(Your objective): Count up the lines in the following listing that hold the word "Contract", then give only that count.

(Exercise input):
*** Begin section ***
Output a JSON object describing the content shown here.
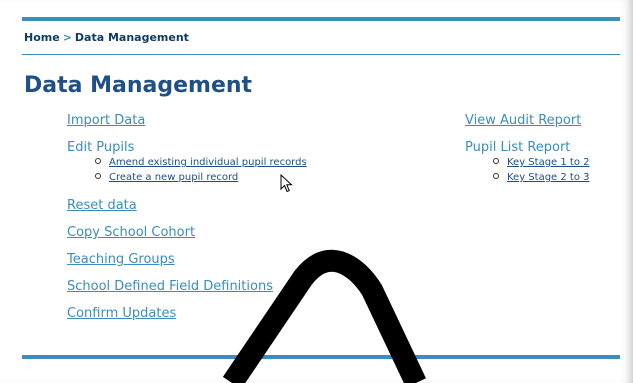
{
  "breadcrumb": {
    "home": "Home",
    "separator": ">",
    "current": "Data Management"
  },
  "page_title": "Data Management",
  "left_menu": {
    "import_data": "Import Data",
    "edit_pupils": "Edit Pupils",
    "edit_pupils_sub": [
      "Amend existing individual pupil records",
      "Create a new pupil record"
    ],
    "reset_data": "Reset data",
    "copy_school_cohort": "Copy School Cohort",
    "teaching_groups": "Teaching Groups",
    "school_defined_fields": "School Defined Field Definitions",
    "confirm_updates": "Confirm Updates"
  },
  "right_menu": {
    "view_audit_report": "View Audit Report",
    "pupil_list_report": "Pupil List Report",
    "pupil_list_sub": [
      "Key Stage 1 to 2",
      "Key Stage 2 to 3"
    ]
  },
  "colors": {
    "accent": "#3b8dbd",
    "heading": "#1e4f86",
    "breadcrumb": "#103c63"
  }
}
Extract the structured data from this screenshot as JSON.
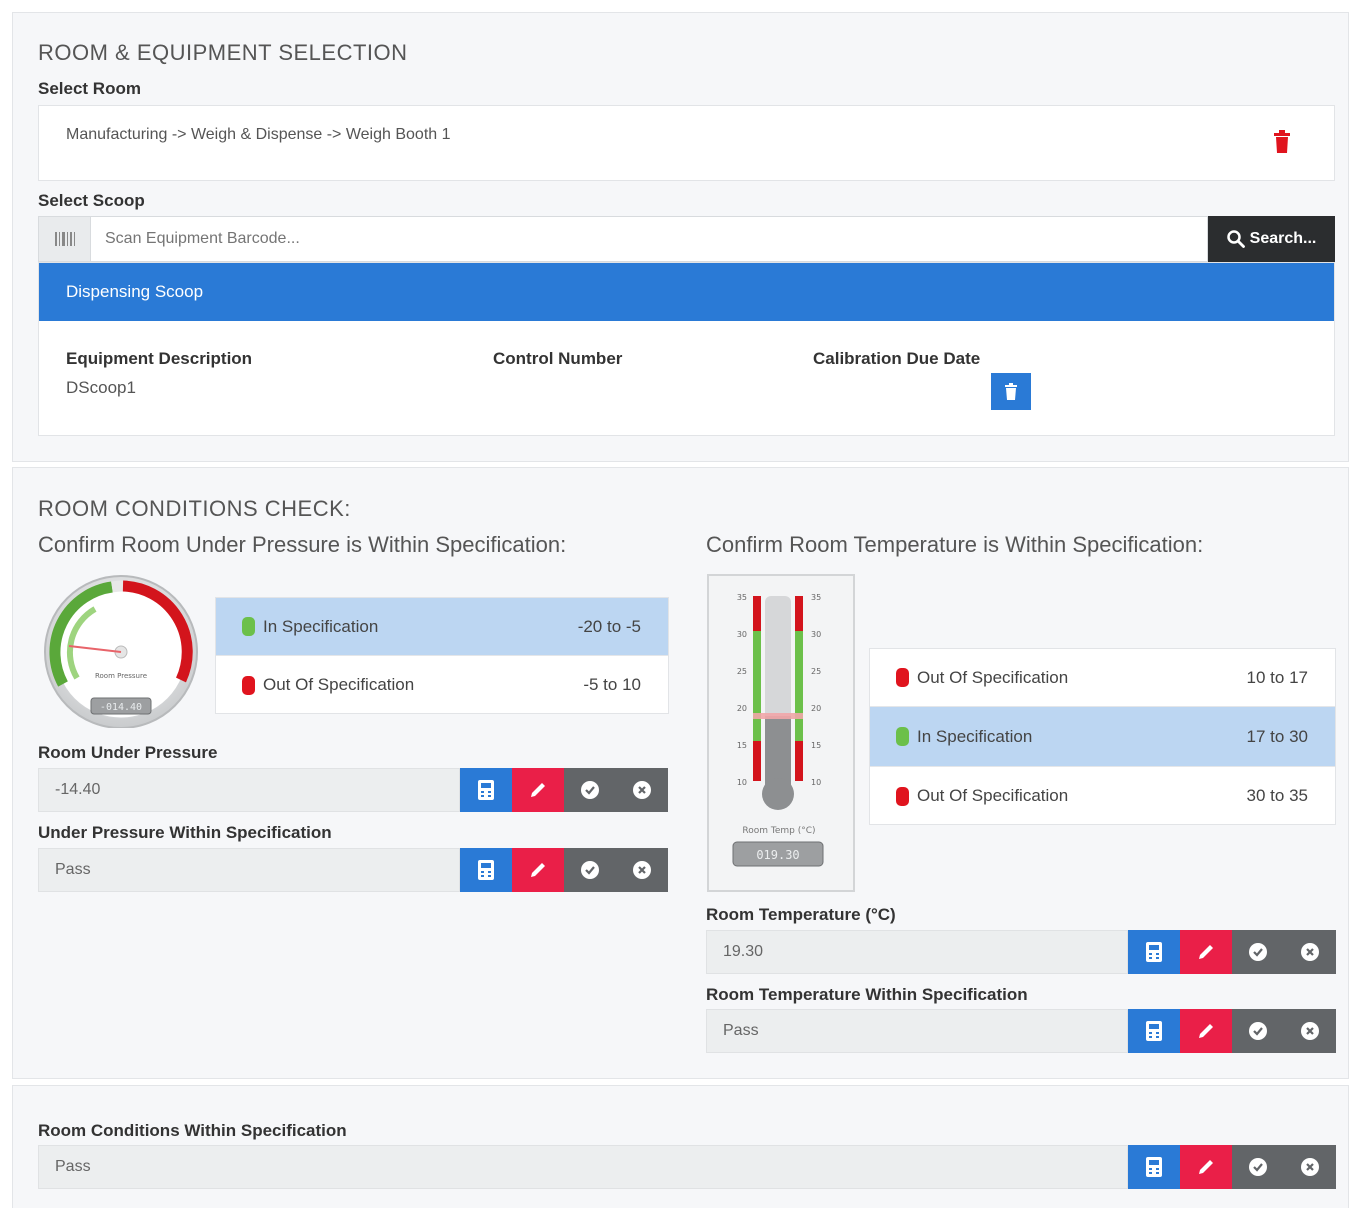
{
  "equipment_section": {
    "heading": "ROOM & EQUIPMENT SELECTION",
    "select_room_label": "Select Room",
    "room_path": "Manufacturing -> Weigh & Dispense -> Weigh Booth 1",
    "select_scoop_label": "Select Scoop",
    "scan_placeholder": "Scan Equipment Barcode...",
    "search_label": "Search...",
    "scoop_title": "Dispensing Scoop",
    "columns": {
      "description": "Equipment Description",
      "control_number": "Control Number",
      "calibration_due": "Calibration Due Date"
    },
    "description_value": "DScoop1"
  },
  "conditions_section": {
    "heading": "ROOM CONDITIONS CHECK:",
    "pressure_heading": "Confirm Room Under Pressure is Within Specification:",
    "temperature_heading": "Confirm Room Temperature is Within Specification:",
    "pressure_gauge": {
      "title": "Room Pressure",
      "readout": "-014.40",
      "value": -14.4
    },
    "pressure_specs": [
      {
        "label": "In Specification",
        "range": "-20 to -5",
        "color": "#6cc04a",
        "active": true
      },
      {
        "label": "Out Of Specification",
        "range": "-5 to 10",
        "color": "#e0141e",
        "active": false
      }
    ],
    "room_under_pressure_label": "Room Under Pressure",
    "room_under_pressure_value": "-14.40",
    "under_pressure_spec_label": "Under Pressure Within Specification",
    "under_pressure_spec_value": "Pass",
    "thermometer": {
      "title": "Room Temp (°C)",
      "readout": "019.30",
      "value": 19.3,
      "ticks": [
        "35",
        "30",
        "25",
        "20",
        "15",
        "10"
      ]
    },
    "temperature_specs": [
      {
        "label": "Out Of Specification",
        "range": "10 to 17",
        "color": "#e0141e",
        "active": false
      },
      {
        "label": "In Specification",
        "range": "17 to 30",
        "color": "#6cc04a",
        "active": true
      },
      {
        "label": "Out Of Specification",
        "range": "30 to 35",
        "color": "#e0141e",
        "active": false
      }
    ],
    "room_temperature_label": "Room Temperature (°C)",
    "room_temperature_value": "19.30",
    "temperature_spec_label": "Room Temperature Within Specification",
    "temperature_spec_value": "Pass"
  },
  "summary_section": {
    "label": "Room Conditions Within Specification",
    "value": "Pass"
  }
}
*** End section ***
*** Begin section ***
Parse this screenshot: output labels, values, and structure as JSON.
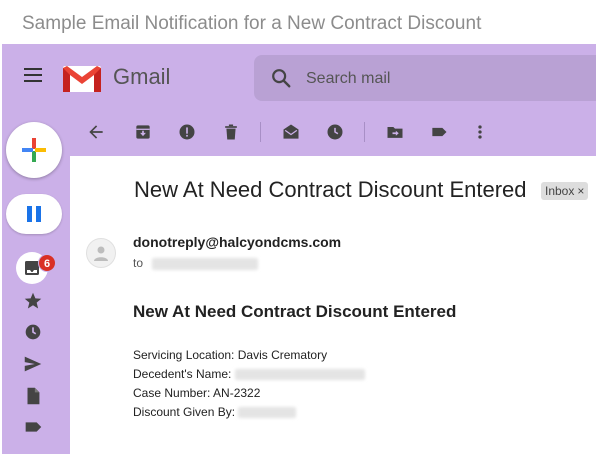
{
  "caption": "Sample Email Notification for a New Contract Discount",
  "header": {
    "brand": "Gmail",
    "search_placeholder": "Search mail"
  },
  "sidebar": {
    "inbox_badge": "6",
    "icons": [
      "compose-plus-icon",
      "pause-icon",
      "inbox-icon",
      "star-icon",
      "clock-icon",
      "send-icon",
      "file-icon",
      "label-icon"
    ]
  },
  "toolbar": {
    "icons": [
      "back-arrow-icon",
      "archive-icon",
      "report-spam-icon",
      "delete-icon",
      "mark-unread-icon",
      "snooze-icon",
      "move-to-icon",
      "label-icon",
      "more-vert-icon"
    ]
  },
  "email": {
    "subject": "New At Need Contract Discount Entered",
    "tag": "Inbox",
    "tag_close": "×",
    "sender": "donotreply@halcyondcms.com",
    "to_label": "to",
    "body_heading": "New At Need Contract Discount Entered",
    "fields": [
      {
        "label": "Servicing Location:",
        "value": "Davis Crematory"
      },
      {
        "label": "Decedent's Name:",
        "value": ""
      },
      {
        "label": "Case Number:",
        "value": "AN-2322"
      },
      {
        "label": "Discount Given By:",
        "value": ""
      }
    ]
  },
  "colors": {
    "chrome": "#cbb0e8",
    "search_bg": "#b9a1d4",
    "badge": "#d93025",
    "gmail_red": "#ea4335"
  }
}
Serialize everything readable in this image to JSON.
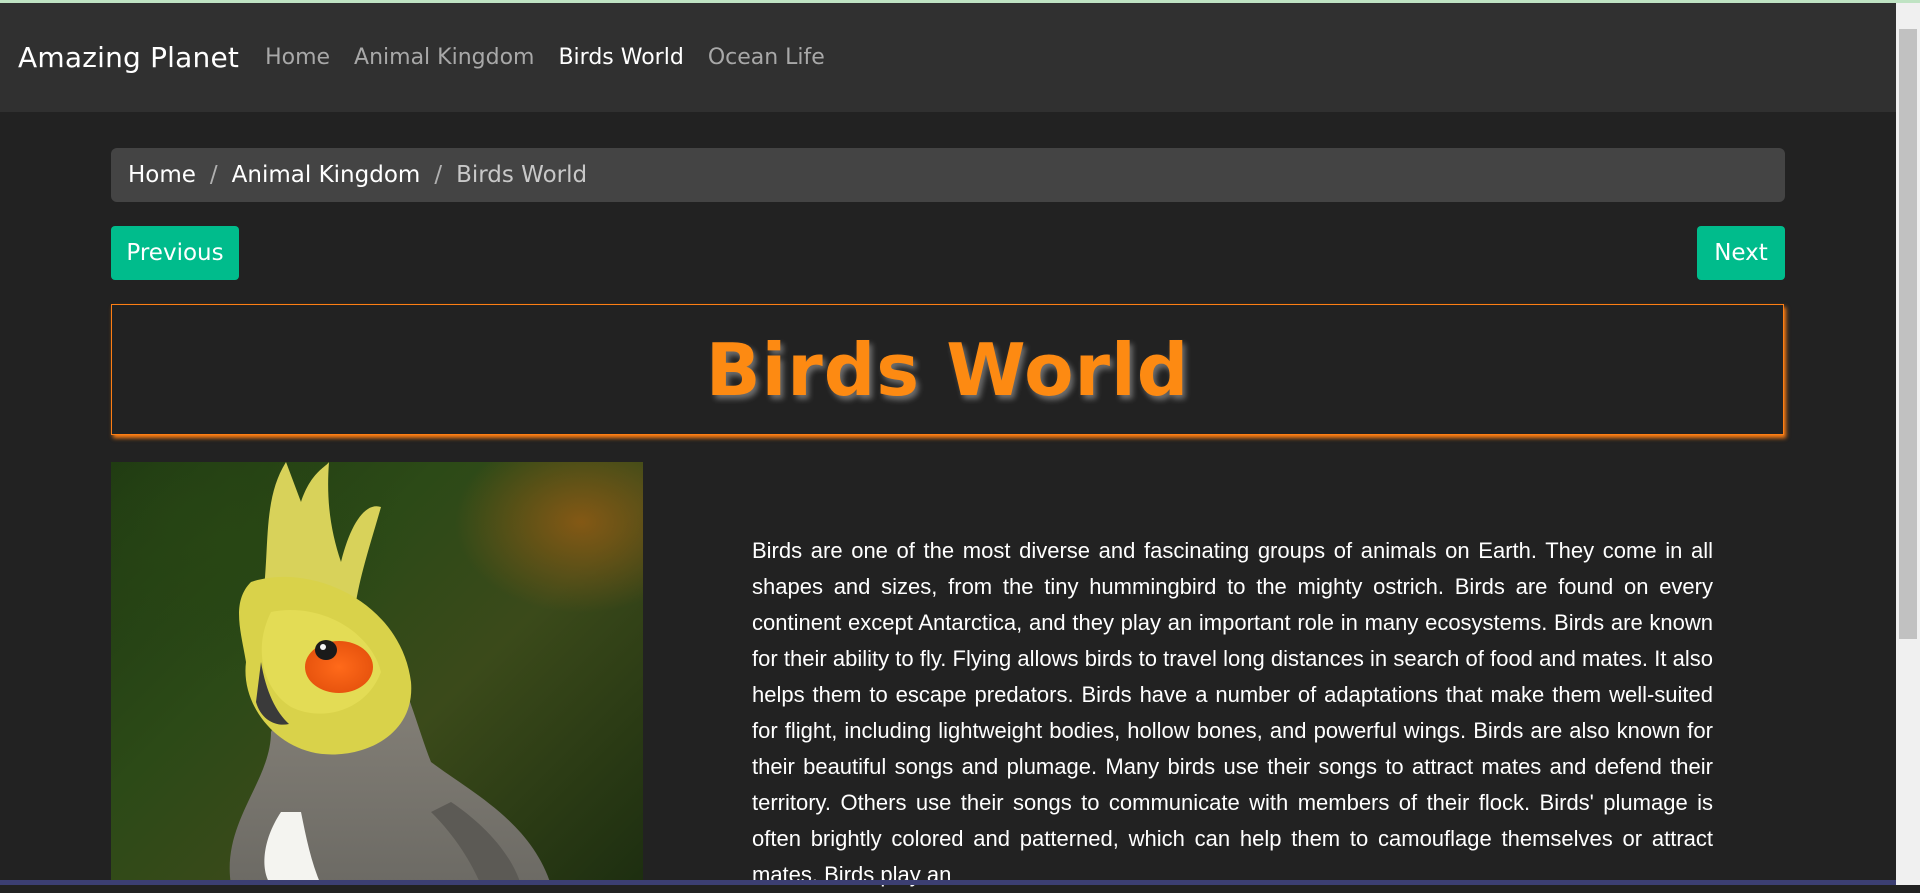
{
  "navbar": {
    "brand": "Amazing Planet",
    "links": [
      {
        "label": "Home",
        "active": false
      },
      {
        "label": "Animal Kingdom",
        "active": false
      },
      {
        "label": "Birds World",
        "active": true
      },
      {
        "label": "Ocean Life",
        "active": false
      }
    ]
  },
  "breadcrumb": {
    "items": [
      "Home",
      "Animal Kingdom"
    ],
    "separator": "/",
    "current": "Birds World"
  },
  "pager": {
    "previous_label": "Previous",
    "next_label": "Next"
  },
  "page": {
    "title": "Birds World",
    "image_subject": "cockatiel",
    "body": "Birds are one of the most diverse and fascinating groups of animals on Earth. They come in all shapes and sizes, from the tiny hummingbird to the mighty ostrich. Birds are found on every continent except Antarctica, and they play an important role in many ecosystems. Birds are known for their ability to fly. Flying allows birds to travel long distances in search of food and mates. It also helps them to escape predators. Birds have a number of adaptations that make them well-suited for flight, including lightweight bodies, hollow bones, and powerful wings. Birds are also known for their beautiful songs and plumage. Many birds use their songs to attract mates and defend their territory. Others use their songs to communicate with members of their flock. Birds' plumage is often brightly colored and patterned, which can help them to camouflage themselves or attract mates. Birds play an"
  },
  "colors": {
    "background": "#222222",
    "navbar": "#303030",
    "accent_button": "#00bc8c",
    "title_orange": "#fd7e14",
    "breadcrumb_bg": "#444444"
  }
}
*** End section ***
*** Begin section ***
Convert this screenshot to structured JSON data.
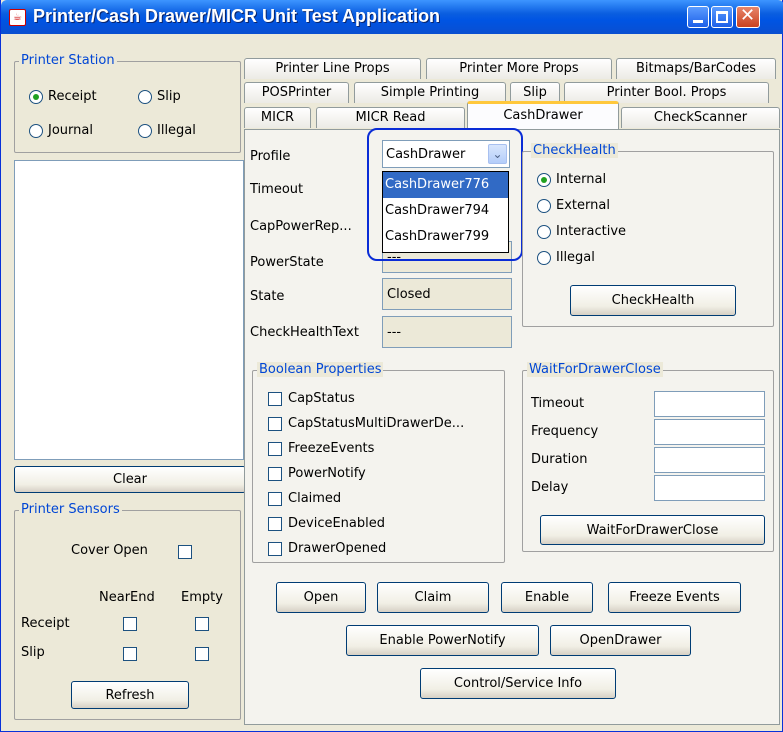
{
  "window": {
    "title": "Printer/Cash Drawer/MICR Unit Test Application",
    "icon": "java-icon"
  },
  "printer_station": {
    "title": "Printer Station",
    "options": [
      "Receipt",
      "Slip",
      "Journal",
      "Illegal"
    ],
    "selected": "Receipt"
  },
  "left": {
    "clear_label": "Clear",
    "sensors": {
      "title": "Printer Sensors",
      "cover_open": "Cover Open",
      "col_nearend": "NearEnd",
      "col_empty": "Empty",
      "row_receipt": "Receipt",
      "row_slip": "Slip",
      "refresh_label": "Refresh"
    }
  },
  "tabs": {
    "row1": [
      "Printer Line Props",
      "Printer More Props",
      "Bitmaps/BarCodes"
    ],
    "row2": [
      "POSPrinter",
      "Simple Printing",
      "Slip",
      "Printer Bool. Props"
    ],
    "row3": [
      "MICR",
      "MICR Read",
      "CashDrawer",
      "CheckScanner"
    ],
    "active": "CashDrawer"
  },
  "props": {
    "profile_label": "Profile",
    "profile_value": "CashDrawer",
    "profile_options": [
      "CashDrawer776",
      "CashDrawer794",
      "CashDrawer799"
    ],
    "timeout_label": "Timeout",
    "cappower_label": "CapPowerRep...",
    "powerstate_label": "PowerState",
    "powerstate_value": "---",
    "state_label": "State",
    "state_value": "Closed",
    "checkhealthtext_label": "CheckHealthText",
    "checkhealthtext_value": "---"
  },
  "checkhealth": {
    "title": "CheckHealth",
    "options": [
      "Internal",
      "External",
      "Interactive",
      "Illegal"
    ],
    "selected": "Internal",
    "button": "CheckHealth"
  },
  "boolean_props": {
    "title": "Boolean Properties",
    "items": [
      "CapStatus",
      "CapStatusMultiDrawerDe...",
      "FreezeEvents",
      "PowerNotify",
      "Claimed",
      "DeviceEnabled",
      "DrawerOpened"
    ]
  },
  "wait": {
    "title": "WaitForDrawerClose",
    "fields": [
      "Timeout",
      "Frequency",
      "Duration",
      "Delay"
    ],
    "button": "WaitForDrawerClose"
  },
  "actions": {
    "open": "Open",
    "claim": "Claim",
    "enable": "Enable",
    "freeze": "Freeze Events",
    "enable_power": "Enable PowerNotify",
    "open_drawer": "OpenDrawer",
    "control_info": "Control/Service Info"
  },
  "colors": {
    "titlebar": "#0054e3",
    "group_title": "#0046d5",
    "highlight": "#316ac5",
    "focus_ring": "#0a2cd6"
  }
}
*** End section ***
(Response to this task): 3